Whether ANP would also be part of the possible alliance? “Definitely! Talks would be held with all parties for one to one contest with MQM in Karachi especially the Pashtun dominated areas” replied Marwat.
ANP’s Bashir Jan, whose party claims having being elected on 100 percent seats it had contested in 2008 elections, said his party can give concessions and leave the winning seats for securing the alliance but he is cynical that any such alliance would emerged.
JUI-F Karachi president is also in favor of alliance with ANP but he has no trust in the party which, he blames of breaching the alliance during 2008 elections.
“Under agreement JUI voted for ANP’s Ameer Nawab Khan but ANP pulled back in other constituencies and instead voted in favor of PPP candidate under another agreement it had with the later”, said Usman.
JI and PTI though are in favor of alliance, they are least interested in making alliance with ANP. “The ANP has not only won because we boycotted, the ethnic tension also had helped it secure two seats” opined Razaq and accusing ANP of bringing bad name to the Karachi Pashtuns.
“Extortion which used to be an attribute of posh areas is now being introduced by ANP in the Pashtun areas of the city”, he goes on to say.
PTI Subhan Ali Sahil who has many old comrades in the party recalls how the peace of Pashtun was disturbed by the party which rather giving guns should have established hospitals in all Pashtun vicinities.
Bashir Jan, however, utterly refutes the allegations. “Some years back ANP was party of the poor only but now transporters, businessmen and Pashtoon in every walk of life have joined ANP for securing their future”, he claimed.
Being non-ethnic political entities, PTI, PML-N and JI will also grab the votes of other ethnic communities including Urdu speaking community which otherwise is considered a MQM vote bank.
The voters’ trends will remain toward the party that will emancipate them from the menace of extortion and targeted killings, said Sahil and adding that the PTI through its electoral campaign has tried to dispel the impression of ethnic tussle propagated by ANP.
“If the correct delimitation process is carried out, upto 12 PS and 6 NA seats can be won by Pashtun candidates of either parties among ANP, JI, JUI-F, PPP and others” said Ghorghashti.
However, between all these ifs and buts the probabilities of increase in the political representation seems to be unattainable idea.
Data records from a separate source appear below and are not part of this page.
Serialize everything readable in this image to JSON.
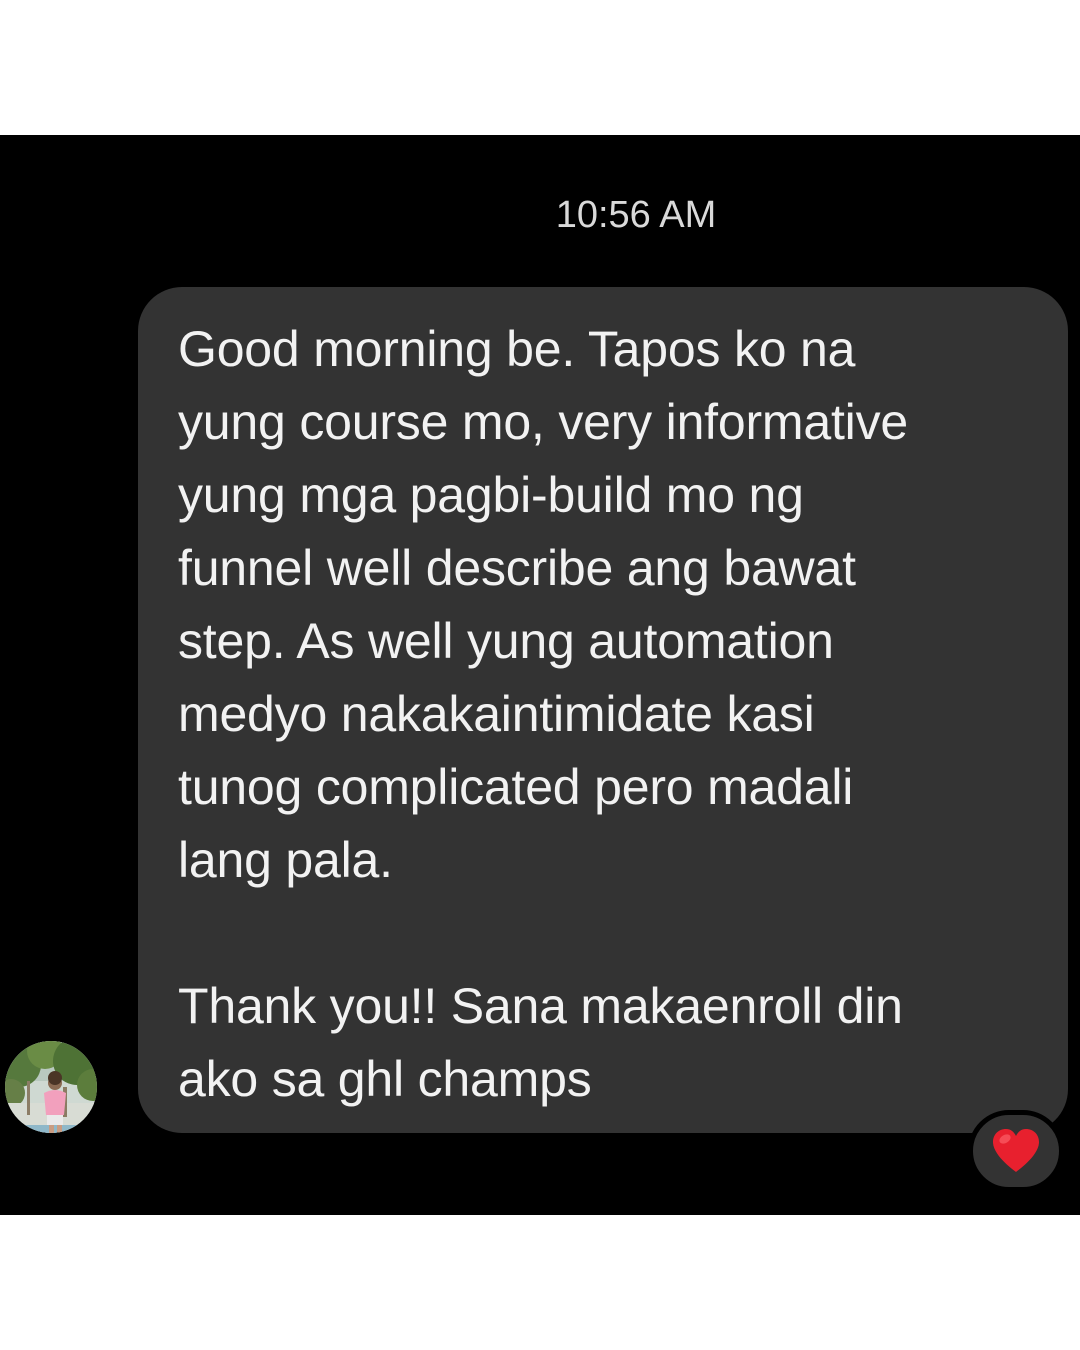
{
  "chat": {
    "timestamp": "10:56 AM",
    "message": {
      "lines": [
        "Good morning be. Tapos ko na",
        "yung course mo, very informative",
        "yung mga pagbi-build mo ng",
        "funnel well describe ang bawat",
        "step. As well yung automation",
        "medyo nakakaintimidate kasi",
        "tunog complicated pero madali",
        "lang pala.",
        "",
        "Thank you!! Sana makaenroll din",
        "ako sa ghl champs"
      ],
      "reaction": "heart-icon"
    },
    "sender_avatar": "profile-photo"
  },
  "colors": {
    "panel_background": "#000000",
    "bubble_background": "#333333",
    "message_text": "#f2f2f2",
    "timestamp_text": "#d9d9d9",
    "reaction_heart": "#e8202e"
  }
}
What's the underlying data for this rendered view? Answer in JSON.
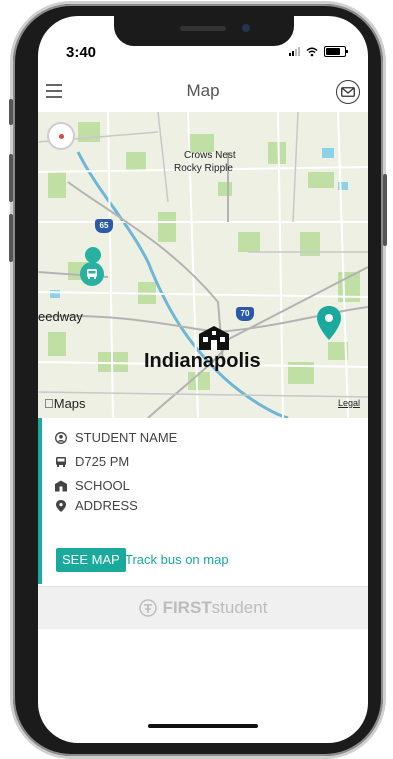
{
  "status_bar": {
    "time": "3:40"
  },
  "header": {
    "title": "Map",
    "menu_icon": "hamburger-menu-icon",
    "mail_icon": "envelope-icon"
  },
  "map": {
    "labels": {
      "crows_nest": "Crows Nest",
      "rocky_ripple": "Rocky Ripple",
      "speedway": "eedway",
      "city": "Indianapolis",
      "attribution": "Maps",
      "legal": "Legal",
      "highway_65": "65",
      "highway_70": "70"
    },
    "colors": {
      "accent": "#1aa99d"
    }
  },
  "card": {
    "student_name": "STUDENT NAME",
    "bus": "D725 PM",
    "school": "SCHOOL",
    "address": "ADDRESS",
    "see_map_label": "SEE MAP",
    "track_label": "Track bus on map"
  },
  "footer": {
    "brand_bold": "FIRST",
    "brand_rest": "student"
  }
}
The probable tough contest on PS- 89, 90, 91, 92 and 93, 112, 114, 128 and 129 will decide whether the disproportional representation will witness any balance or not but a new addition is expected on PS-89 to the already diversified list of contenders.
Maulana Aurangzeb Farooqui, the Karachi president of ASWJ, an offshoot of defunct Sepah-e-Sahaba is all set to contest for Provincial Assembly from PS-128. Although he is considered a strong contender, his emergence on the electoral scene will certainly deprive JUI-F of majority of votes in the constituency.
Professor Tauseef Ahmed who sees the Pashtun areas as the areas of deprived and poor class said functioning of system and continuous elections without any break will change the political face of the area.
“With elections, the people of the area will reject those bringing lawlessness, killings and extortion and accept those bring development and prosperity to their area”, he said.
This is the unedited version of story on Pashtun’s political representation in Karachi, published in the Frontier Post’s Weekend Post on 24th February 2013.